Campus Beat Reporter
In the two weeks following the California mudslides, the Santa Barbara community has pulled together to provide relief to thousands living in Montecito.
For six weeks, the Thomas Fire ravaged 281,893 acres of Southern California, burning Ventura and Santa Barbara counties and taking 1,063 structures along within it. Among the collateral damage was much of the vegetation that maintained the stability of the hillsides surrounding the Santa Barbara area.
One week after Cal Fire announced that the Thomas Fire had been 92 percent contained, Santa Barbara County experienced heavy rainfall, reporting five inches of rain on the morning of Jan. 9. At one point, more than half an inch of rain fell in less than five minutes. The fires, having just weakened the affected area, took its final revenge when massive mudslides began occurring as flash floods pushed mud and debris down vulnerable hillsides.
The mudslides took the lives of 21 individuals — ranging in age from 3 years old to 89. Another 28 were injured. On top of the lives lost, 65 homes were destroyed, along with another 462 residences that were damaged.
Highway 101 was covered by 12 feet of debris from the mudslide, resulting in its two week closure until it was reopened on Sunday. With the closure of this key Central Coast route, local businesses began to suffer as product distributors were late to make their product deliveries.
In response, the community has been drawing on its resources to help those directly affected by the mudslides and Thomas Fire.

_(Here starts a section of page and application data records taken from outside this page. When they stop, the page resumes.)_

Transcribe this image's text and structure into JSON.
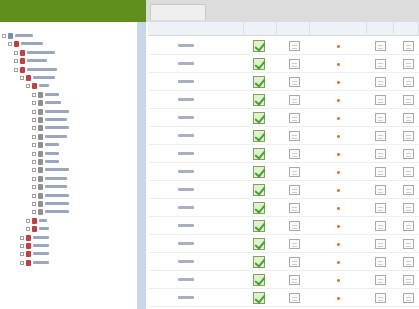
{
  "colors": {
    "brand": "#5f8f1a",
    "sidebar_scroll": "#c9d5ec",
    "folder_icon": "#c63d3d",
    "check_green": "#3fa32b",
    "status_dot": "#e2733a"
  },
  "tab": {
    "label": ""
  },
  "grid": {
    "headers": [
      "",
      "",
      "",
      "",
      "",
      ""
    ],
    "rows": [
      {
        "code": "",
        "checked": true
      },
      {
        "code": "",
        "checked": true
      },
      {
        "code": "",
        "checked": true
      },
      {
        "code": "",
        "checked": true
      },
      {
        "code": "",
        "checked": true
      },
      {
        "code": "",
        "checked": true
      },
      {
        "code": "",
        "checked": true
      },
      {
        "code": "",
        "checked": true
      },
      {
        "code": "",
        "checked": true
      },
      {
        "code": "",
        "checked": true
      },
      {
        "code": "",
        "checked": true
      },
      {
        "code": "",
        "checked": true
      },
      {
        "code": "",
        "checked": true
      },
      {
        "code": "",
        "checked": true
      },
      {
        "code": "",
        "checked": true
      }
    ]
  },
  "tree": [
    {
      "label": "",
      "icon": "root-icon",
      "kind": "root"
    },
    {
      "label": "",
      "icon": "folder-icon",
      "kind": "folder"
    },
    {
      "label": "",
      "icon": "folder-icon",
      "kind": "folder"
    },
    {
      "label": "",
      "icon": "folder-icon",
      "kind": "folder"
    },
    {
      "label": "",
      "icon": "folder-icon",
      "kind": "folder"
    },
    {
      "label": "",
      "icon": "folder-icon",
      "kind": "folder"
    },
    {
      "label": "",
      "icon": "folder-icon",
      "kind": "folder"
    },
    {
      "label": "",
      "icon": "object-icon",
      "kind": "obj"
    },
    {
      "label": "",
      "icon": "object-icon",
      "kind": "obj"
    },
    {
      "label": "",
      "icon": "object-icon",
      "kind": "obj"
    },
    {
      "label": "",
      "icon": "object-icon",
      "kind": "obj"
    },
    {
      "label": "",
      "icon": "object-icon",
      "kind": "obj"
    },
    {
      "label": "",
      "icon": "object-icon",
      "kind": "obj"
    },
    {
      "label": "",
      "icon": "object-icon",
      "kind": "obj"
    },
    {
      "label": "",
      "icon": "object-icon",
      "kind": "obj"
    },
    {
      "label": "",
      "icon": "object-icon",
      "kind": "obj"
    },
    {
      "label": "",
      "icon": "object-icon",
      "kind": "obj"
    },
    {
      "label": "",
      "icon": "object-icon",
      "kind": "obj"
    },
    {
      "label": "",
      "icon": "object-icon",
      "kind": "obj"
    },
    {
      "label": "",
      "icon": "object-icon",
      "kind": "obj"
    },
    {
      "label": "",
      "icon": "object-icon",
      "kind": "obj"
    },
    {
      "label": "",
      "icon": "object-icon",
      "kind": "obj"
    },
    {
      "label": "",
      "icon": "folder-icon",
      "kind": "folder"
    },
    {
      "label": "",
      "icon": "folder-icon",
      "kind": "folder"
    },
    {
      "label": "",
      "icon": "folder-icon",
      "kind": "folder"
    },
    {
      "label": "",
      "icon": "folder-icon",
      "kind": "folder"
    },
    {
      "label": "",
      "icon": "folder-icon",
      "kind": "folder"
    },
    {
      "label": "",
      "icon": "folder-icon",
      "kind": "folder"
    }
  ]
}
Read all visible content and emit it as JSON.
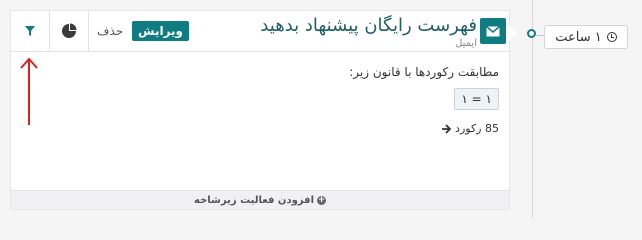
{
  "trigger": {
    "label": "۱ ساعت",
    "icon": "clock-icon"
  },
  "card": {
    "title": "فهرست رایگان پیشنهاد بدهید",
    "subtitle": "ایمیل",
    "edit_label": "ویرایش",
    "delete_label": "حذف",
    "condition_text": "مطابقت رکوردها با قانون زیر:",
    "condition_value": "۱ = ۱",
    "records_text": "85 رکورد",
    "footer_label": "افزودن فعالیت زیرشاخه",
    "icons": [
      "mail-icon",
      "filter-icon",
      "pie-chart-icon",
      "arrow-right-icon",
      "plus-circle-icon"
    ]
  },
  "colors": {
    "accent": "#0f7c82",
    "annotation": "#e02020"
  }
}
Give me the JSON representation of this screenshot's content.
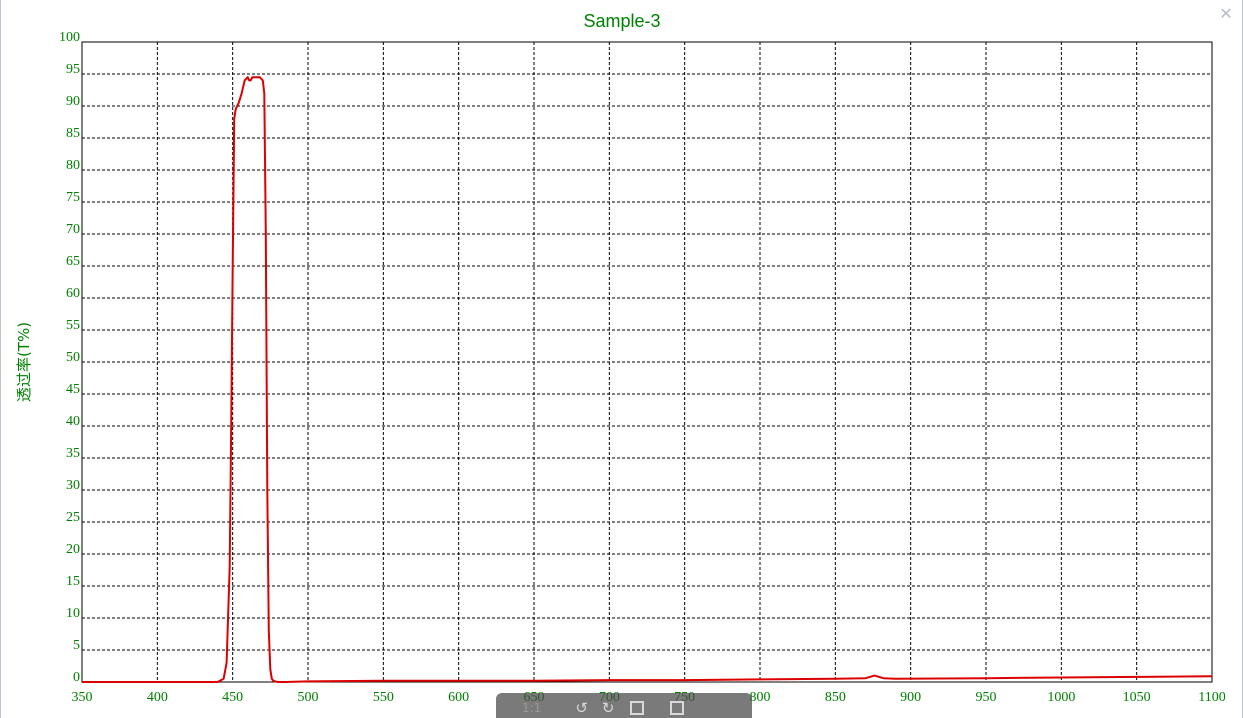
{
  "window": {
    "close_icon": "close-icon"
  },
  "chart_data": {
    "type": "line",
    "title": "Sample-3",
    "xlabel": "",
    "ylabel": "透过率(T%)",
    "xlim": [
      350,
      1100
    ],
    "ylim": [
      0,
      100
    ],
    "x_ticks": [
      350,
      400,
      450,
      500,
      550,
      600,
      650,
      700,
      750,
      800,
      850,
      900,
      950,
      1000,
      1050,
      1100
    ],
    "y_ticks": [
      0,
      5,
      10,
      15,
      20,
      25,
      30,
      35,
      40,
      45,
      50,
      55,
      60,
      65,
      70,
      75,
      80,
      85,
      90,
      95,
      100
    ],
    "grid": true,
    "legend": "none",
    "colors": {
      "text": "#008000",
      "series": "#dd0000",
      "grid": "#000000",
      "axis": "#000000"
    },
    "series": [
      {
        "name": "",
        "x": [
          350,
          400,
          440,
          444,
          446,
          448,
          449,
          450,
          451,
          452,
          454,
          456,
          458,
          460,
          461,
          462,
          463,
          464,
          466,
          468,
          470,
          471,
          472,
          473,
          474,
          475,
          476,
          477,
          478,
          480,
          485,
          500,
          550,
          600,
          650,
          700,
          750,
          800,
          850,
          870,
          876,
          882,
          890,
          950,
          1000,
          1050,
          1100
        ],
        "y": [
          0,
          0,
          0,
          0.5,
          3,
          18,
          40,
          65,
          88,
          89.5,
          90.5,
          92,
          94,
          94.5,
          94,
          94,
          94.5,
          94.5,
          94.5,
          94.5,
          94,
          92,
          70,
          30,
          8,
          2,
          0.5,
          0.2,
          0.1,
          0,
          0,
          0.1,
          0.2,
          0.2,
          0.2,
          0.3,
          0.3,
          0.4,
          0.5,
          0.6,
          1.0,
          0.6,
          0.5,
          0.6,
          0.7,
          0.8,
          0.9
        ]
      }
    ]
  },
  "toolbar": {
    "ratio_label": "1:1",
    "rotate_left_label": "↺",
    "rotate_right_label": "↻"
  }
}
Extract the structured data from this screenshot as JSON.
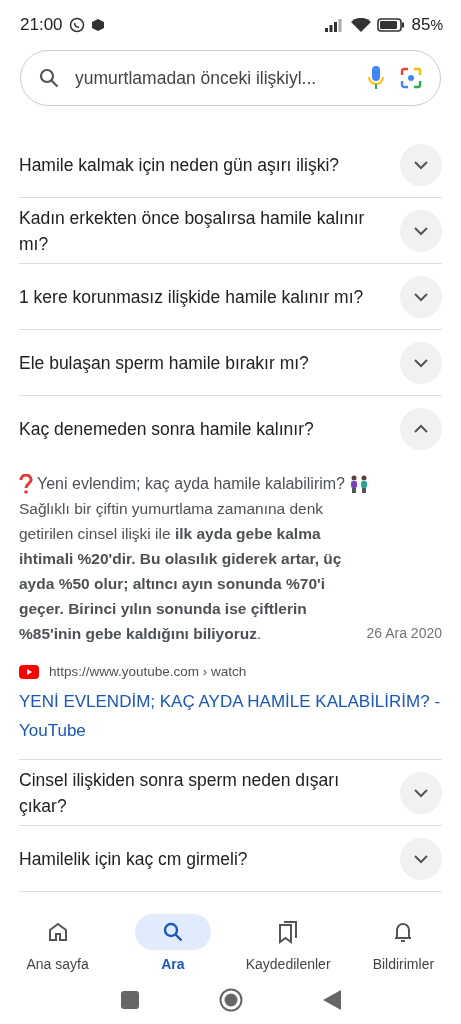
{
  "status_bar": {
    "time": "21:00",
    "battery": "85",
    "battery_unit": "%"
  },
  "search": {
    "value": "yumurtlamadan önceki ilişkiyl..."
  },
  "questions": [
    {
      "text": "Hamile kalmak için neden gün aşırı ilişki?",
      "expanded": false
    },
    {
      "text": "Kadın erkekten önce boşalırsa hamile kalınır mı?",
      "expanded": false
    },
    {
      "text": "1 kere korunmasız ilişkide hamile kalınır mı?",
      "expanded": false
    },
    {
      "text": "Ele bulaşan sperm hamile bırakır mı?",
      "expanded": false
    },
    {
      "text": "Kaç denemeden sonra hamile kalınır?",
      "expanded": true,
      "answer": {
        "question": "Yeni evlendim; kaç ayda hamile kalabilirim?",
        "body": "Sağlıklı bir çiftin yumurtlama zamanına denk getirilen cinsel ilişki ile **ilk ayda gebe kalma ihtimali %20'dir.** **Bu olasılık giderek artar, üç ayda %50 olur; altıncı ayın sonunda %70'i geçer.** **Birinci yılın sonunda ise çiftlerin %85'inin gebe kaldığını biliyoruz**.",
        "date": "26 Ara 2020",
        "source": "https://www.youtube.com › watch",
        "link": "YENİ EVLENDİM; KAÇ AYDA HAMİLE KALABİLİRİM? - YouTube"
      }
    },
    {
      "text": "Cinsel ilişkiden sonra sperm neden dışarı çıkar?",
      "expanded": false
    },
    {
      "text": "Hamilelik için kaç cm girmeli?",
      "expanded": false
    }
  ],
  "nav": [
    {
      "label": "Ana sayfa",
      "kind": "home",
      "selected": false
    },
    {
      "label": "Ara",
      "kind": "search",
      "selected": true
    },
    {
      "label": "Kaydedilenler",
      "kind": "saved",
      "selected": false
    },
    {
      "label": "Bildirimler",
      "kind": "bell",
      "selected": false
    }
  ]
}
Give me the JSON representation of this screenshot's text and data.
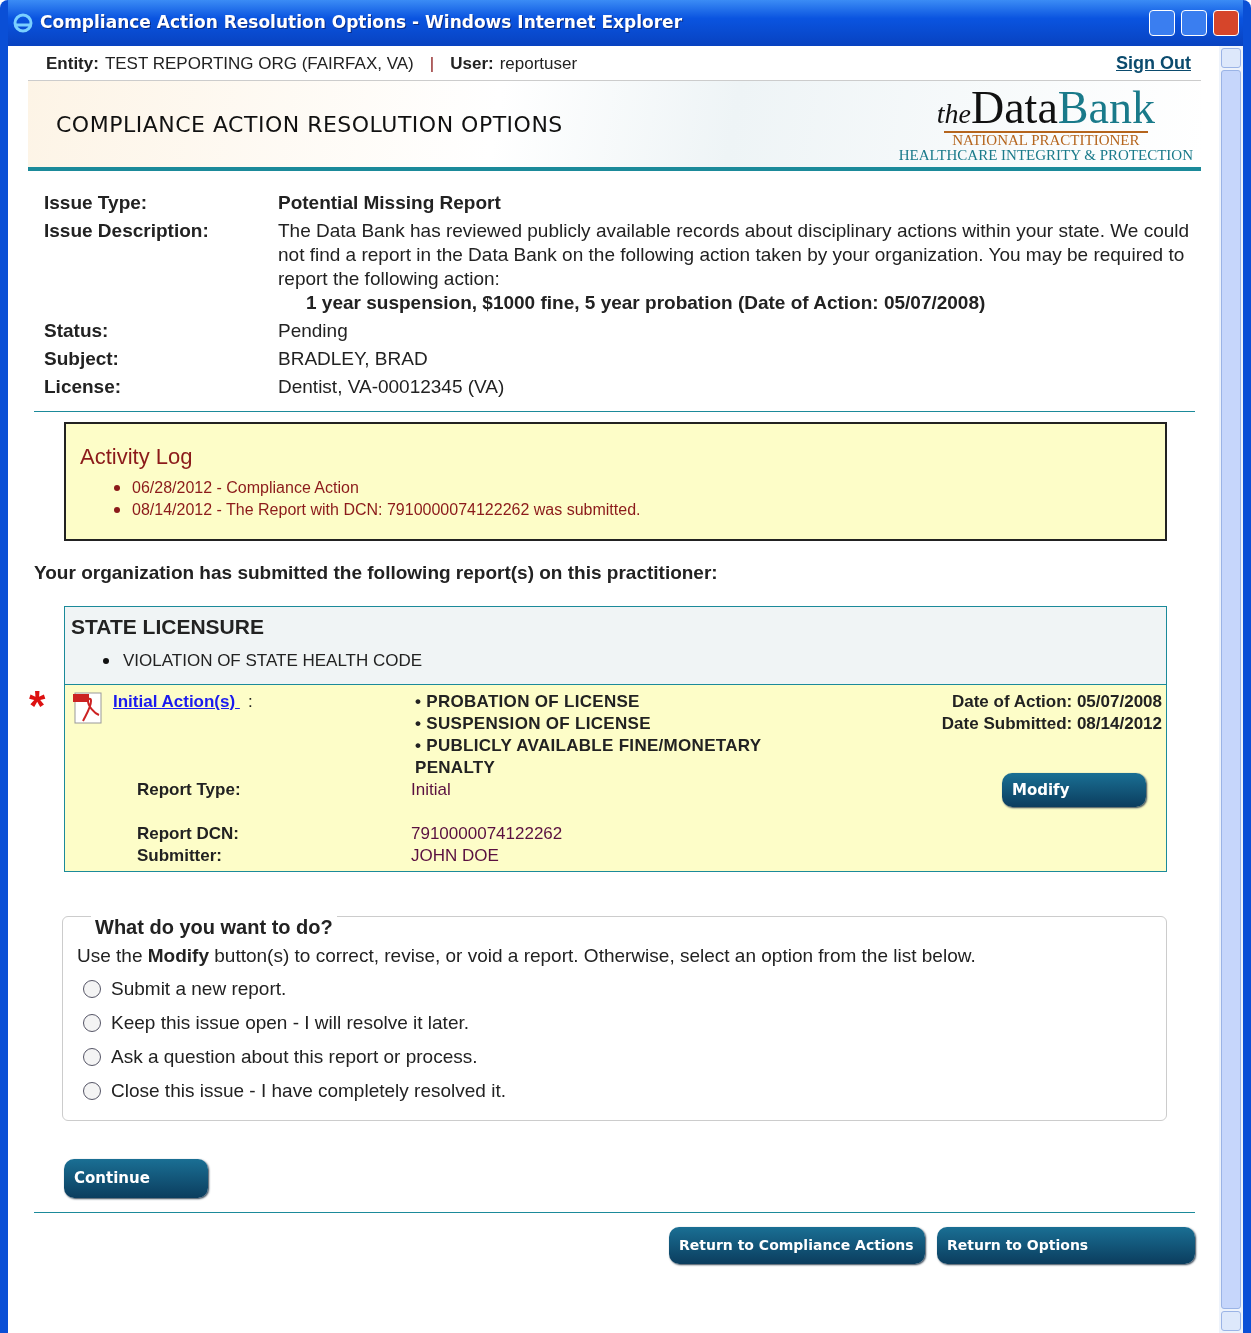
{
  "window": {
    "title": "Compliance Action Resolution Options - Windows Internet Explorer"
  },
  "header": {
    "entity_label": "Entity:",
    "entity": "TEST REPORTING ORG (FAIRFAX, VA)",
    "separator": "|",
    "user_label": "User:",
    "user": "reportuser",
    "sign_out": "Sign Out"
  },
  "page_title": "COMPLIANCE ACTION RESOLUTION OPTIONS",
  "logo": {
    "the": "the",
    "data": "Data",
    "bank": "Bank",
    "line1": "NATIONAL PRACTITIONER",
    "line2": "HEALTHCARE INTEGRITY & PROTECTION"
  },
  "issue": {
    "fields": [
      {
        "label": "Issue Type:",
        "value": "Potential Missing Report",
        "bold": true
      },
      {
        "label": "Issue Description:",
        "value": "The Data Bank has reviewed publicly available records about disciplinary actions within your state. We could not find a report in the Data Bank on the following action taken by your organization. You may be required to report the following action:",
        "detail": "1 year suspension, $1000 fine, 5 year probation (Date of Action: 05/07/2008)",
        "bold": false
      },
      {
        "label": "Status:",
        "value": "Pending",
        "bold": false
      },
      {
        "label": "Subject:",
        "value": "BRADLEY, BRAD",
        "bold": false
      },
      {
        "label": "License:",
        "value": "Dentist, VA-00012345 (VA)",
        "bold": false
      }
    ]
  },
  "activity_log": {
    "title": "Activity Log",
    "entries": [
      "06/28/2012 - Compliance Action",
      "08/14/2012 - The Report with DCN: 7910000074122262 was submitted."
    ]
  },
  "submitted_heading": "Your organization has submitted the following report(s) on this practitioner:",
  "report": {
    "category": "STATE LICENSURE",
    "bases": [
      "VIOLATION OF STATE HEALTH CODE"
    ],
    "required_mark": "*",
    "link": "Initial Action(s) ",
    "link_suffix": ":",
    "actions": [
      "• PROBATION OF LICENSE",
      "• SUSPENSION OF LICENSE",
      "• PUBLICLY AVAILABLE FINE/MONETARY PENALTY"
    ],
    "dates": [
      "Date of Action: 05/07/2008",
      "Date Submitted: 08/14/2012"
    ],
    "fields": [
      {
        "label": "Report Type:",
        "value": "Initial"
      },
      {
        "label": "Report DCN:",
        "value": "7910000074122262"
      },
      {
        "label": "Submitter:",
        "value": "JOHN DOE"
      }
    ],
    "modify_button": "Modify"
  },
  "options": {
    "legend": "What do you want to do?",
    "intro": "Use the **Modify** button(s) to correct, revise, or void a report. Otherwise, select an option from the list below.",
    "choices": [
      {
        "label": "Submit a new report.",
        "selected": false
      },
      {
        "label": "Keep this issue open - I will resolve it later.",
        "selected": false
      },
      {
        "label": "Ask a question about this report or process.",
        "selected": false
      },
      {
        "label": "Close this issue - I have completely resolved it.",
        "selected": false
      }
    ]
  },
  "continue_button": "Continue",
  "footer_buttons": [
    "Return to Compliance Actions",
    "Return to Options"
  ]
}
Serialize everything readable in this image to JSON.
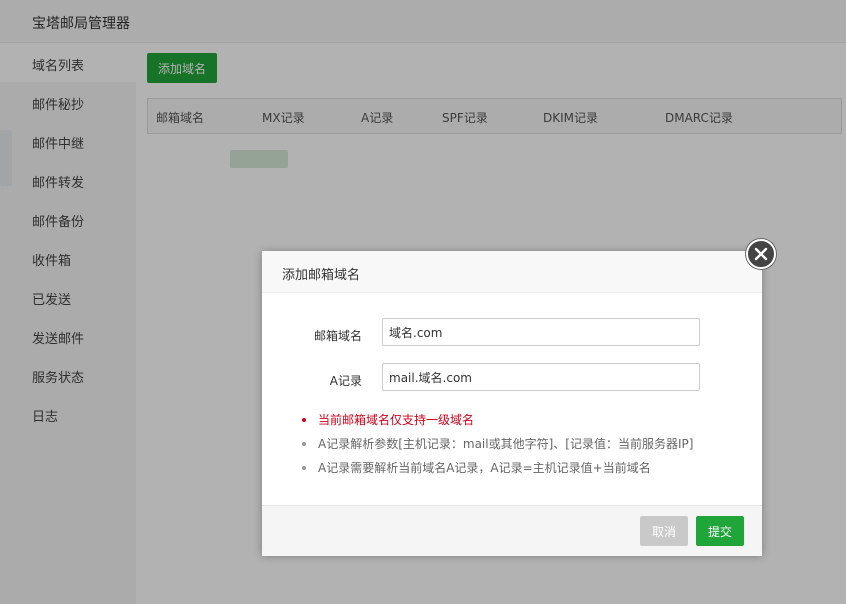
{
  "window": {
    "title": "宝塔邮局管理器"
  },
  "sidebar": {
    "items": [
      {
        "label": "域名列表"
      },
      {
        "label": "邮件秘抄"
      },
      {
        "label": "邮件中继"
      },
      {
        "label": "邮件转发"
      },
      {
        "label": "邮件备份"
      },
      {
        "label": "收件箱"
      },
      {
        "label": "已发送"
      },
      {
        "label": "发送邮件"
      },
      {
        "label": "服务状态"
      },
      {
        "label": "日志"
      }
    ]
  },
  "toolbar": {
    "add_domain_label": "添加域名"
  },
  "table": {
    "columns": [
      "邮箱域名",
      "MX记录",
      "A记录",
      "SPF记录",
      "DKIM记录",
      "DMARC记录"
    ]
  },
  "modal": {
    "title": "添加邮箱域名",
    "fields": {
      "domain": {
        "label": "邮箱域名",
        "value": "域名.com"
      },
      "a_record": {
        "label": "A记录",
        "value": "mail.域名.com"
      }
    },
    "tips": [
      "当前邮箱域名仅支持一级域名",
      "A记录解析参数[主机记录：mail或其他字符]、[记录值：当前服务器IP]",
      "A记录需要解析当前域名A记录，A记录=主机记录值+当前域名"
    ],
    "cancel_label": "取消",
    "submit_label": "提交"
  },
  "colors": {
    "accent": "#20a53a",
    "warning": "#d0021b"
  },
  "icons": {
    "close": "close-icon"
  }
}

To help UCSB students directly, Associated Students approved funds to assist in the transportation for students, pulling from the original Thomas Fire fund approved on Dec. 13.
The IV Food Co-op has also been fundraising to help victims since Jan. 10, raising a total of $6,242 as of Monday through donations from the National Cooperative Bank, National Co+op Grocers, and patrons who have either rounded up their total for groceries, or directly added to the donation jar. In addition, the IV Food Co-op has been offering a 15-percent discount for any evacuees or people affected by the fire.
In partnership with the American Red Cross of the Pacific Coast and the Santa Barbara County Office of Emergency Management, the Santa Barbara Food Bank has also been doing its part in emergency food distribution for those either displaced from their homes or facing economic hardship as a result of lost income and work because of the mudslide.
In addition, Sigma Phi Epsilon is providing UCSB students with an outlet to help victims with its Mudslide Relief Fundraiser at Lao Wang on Jan. 26 from 4 p.m. to 9 p.m.
Other plans for fundraisers and volunteer efforts include a benefit show at SOhO Restaurant & Music Club on Friday. GoFundMe campaigns for the victims’ families have also been created. For more information and links to fundraisers, visit local media outlet Noozhawk’s website.